All entries are to be retyped without alteration.

- [Dataset excerpts]

=== Begin Enclosure ===

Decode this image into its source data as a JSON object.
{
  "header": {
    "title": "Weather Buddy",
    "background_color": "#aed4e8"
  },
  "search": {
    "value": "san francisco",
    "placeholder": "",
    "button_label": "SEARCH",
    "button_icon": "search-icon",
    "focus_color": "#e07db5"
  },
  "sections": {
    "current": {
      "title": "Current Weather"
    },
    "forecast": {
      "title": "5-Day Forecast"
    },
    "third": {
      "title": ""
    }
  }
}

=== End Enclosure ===

- [Response to the task]
Decode this image into its source data as a JSON object.
{
  "header": {
    "title": "Weather Buddy",
    "background_color": "#aed4e8"
  },
  "search": {
    "value": "san francisco",
    "placeholder": "",
    "button_label": "SEARCH",
    "button_icon": "search-icon",
    "focus_color": "#e07db5"
  },
  "sections": {
    "current": {
      "title": "Current Weather"
    },
    "forecast": {
      "title": "5-Day Forecast"
    },
    "third": {
      "title": ""
    }
  }
}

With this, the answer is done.